I never said that no woman should be allowed to breast feed. I am not against breast feeding in public or private, I am against doing it in sexualized contexts. I would feel the same way if someone whipped out a baby at a swinger’s club, so it’s not just about the internet or porn. I never said that sex workers…should not be allowed to have children, or that mothers can’t be sexy. I have a number of kinky and sex working friends who are parents, and I know some sexy moms. They, however, possess good sense and boundaries and don’t force their offspring to be a part of their exhibitionism and work…I never said that no one should be allowed to photograph their kids or photograph breast feeding. I didn’t comb through the Flickr pages of strangers until I found a random mother to criticize. I’m specifically talking about a porn star who is using her baby as an attention-getting prop in sexualized contexts…
I hate what stuff like this does to the credibility of sex workers and pornographers as a whole. People like me try to tell regular folk that porn and sex work is about consenting adults, not weird stuff with kids and/or the non-consenting. To the sexy mommy mob, Madison is the greatest hero of her generation, but what about the other 99.999999% of America, the majority we need to get on our side in order to make any advancements for sex workers? If you seal yourself in the safe bubble of San Francisco, surrounded by adoring fans, then of course you’re not going to care how you might be damaging the movement for acceptance of sex workers and porn.
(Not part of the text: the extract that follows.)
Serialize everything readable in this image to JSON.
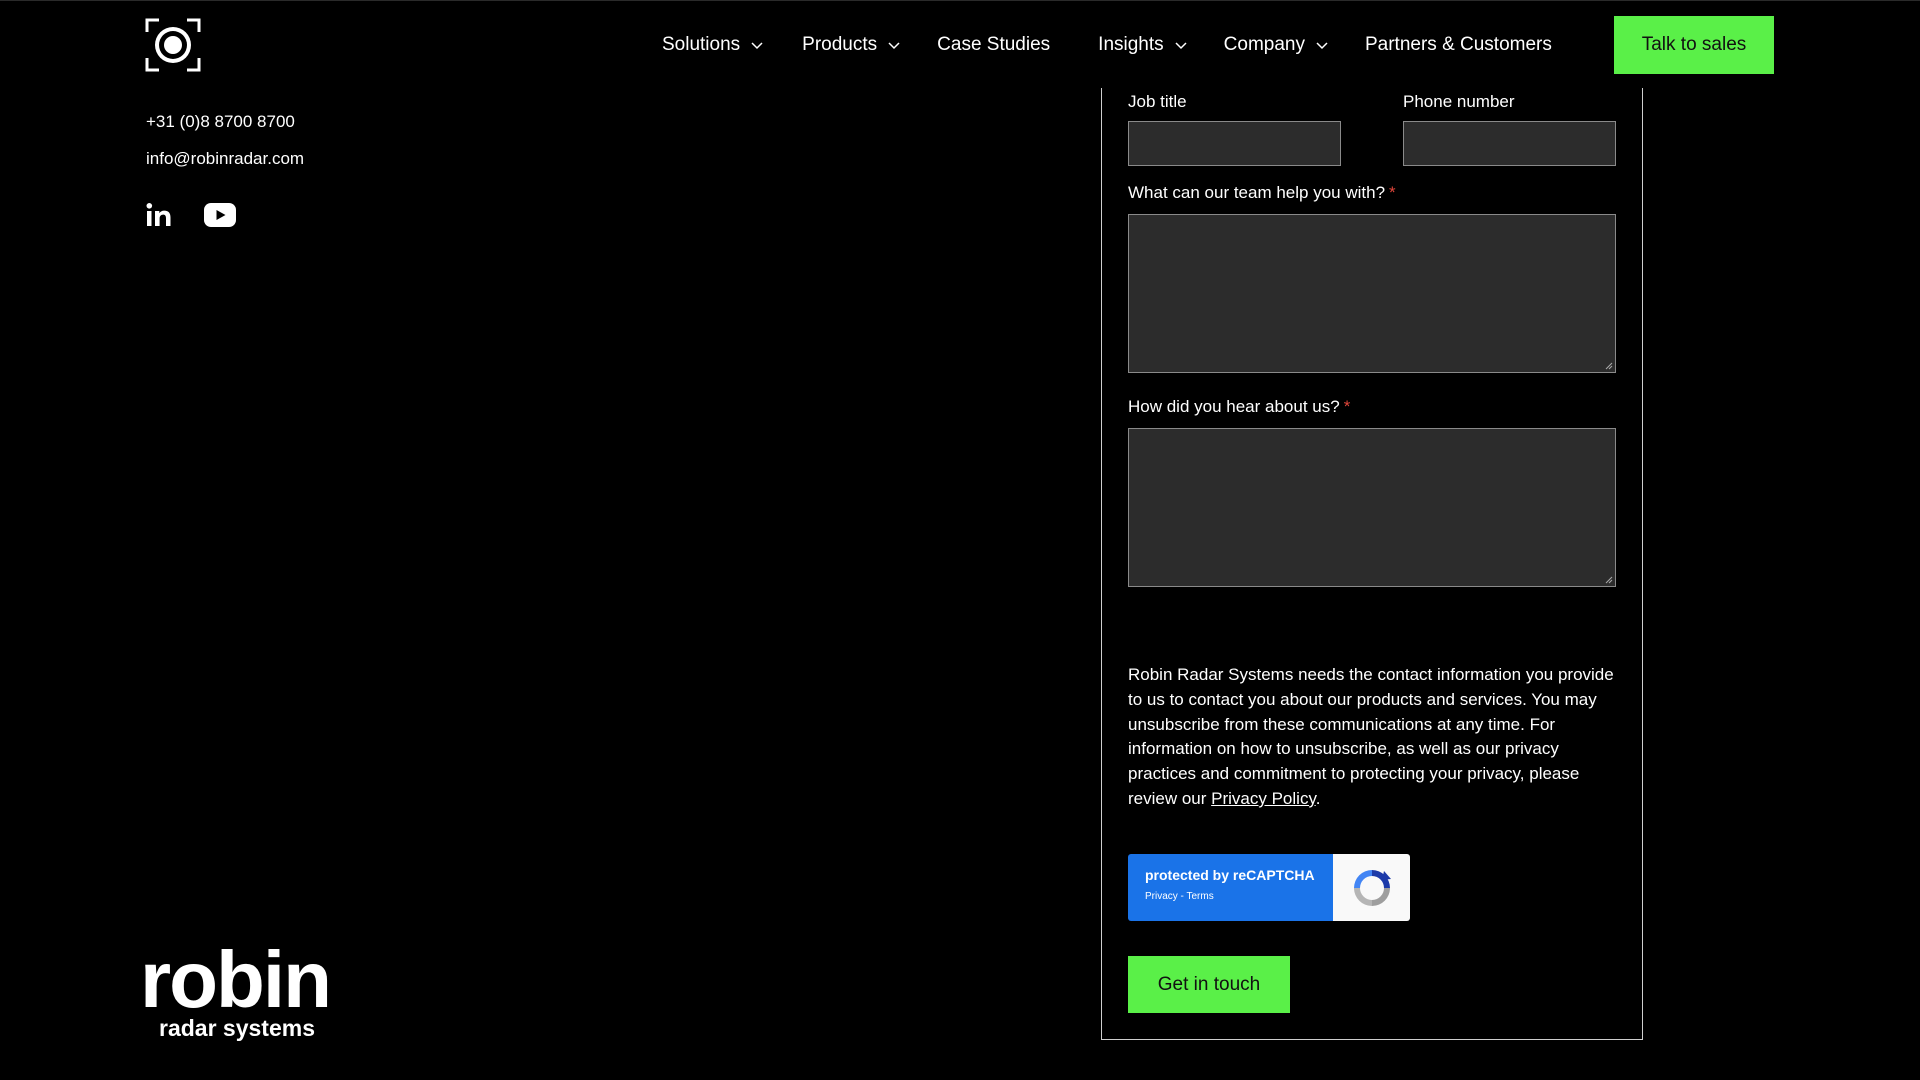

I’m surprised that people like Gail Dines and Melissa Farley haven’t seized upon Madison’s baby fetish as yet another way to attack all of us. This is exactly the sort of thing they live to hold up as a non-representative example of how we’re all horrible people…Donna Hughes threw a fit a year ago when a small sexuality conference apparently allowed in a high school senior…If letting a consenting 17-year-old hear about sexuality is enough for the antis to launch a campaign that says kink bloggers are basically child molesters, I wonder what they would think of a porn star sexualizing the breast feeding of a baby? But of course, if the antis get wind of the controversy that Madison and her fans are so desperately trying to publicize, she will not be the one addressing the hard questions. She has her feminist porn “revolution” to worry about, and the rest of us – especially her baby girl – can go eat cake.
I don’t follow Twitter and therefore didn’t see the original comments, but from what I’ve read they’re a bit stronger than the sort of things I would’ve said. That’s not at all unusual, however; as I pointed out in my column of June 4th, “I’m the Princess of Paranoia and 99.9% of the human race words its essays with far less caution than I employ in the composition of my grocery list.” That having been said, Furry Girl’s explanatory essay is very clear and eminently sensible. And as usual, I find myself in complete agreement with her.
One Year Ago Today
“Presents” is a column about the thoughtful extras clients often give in addition to the fee.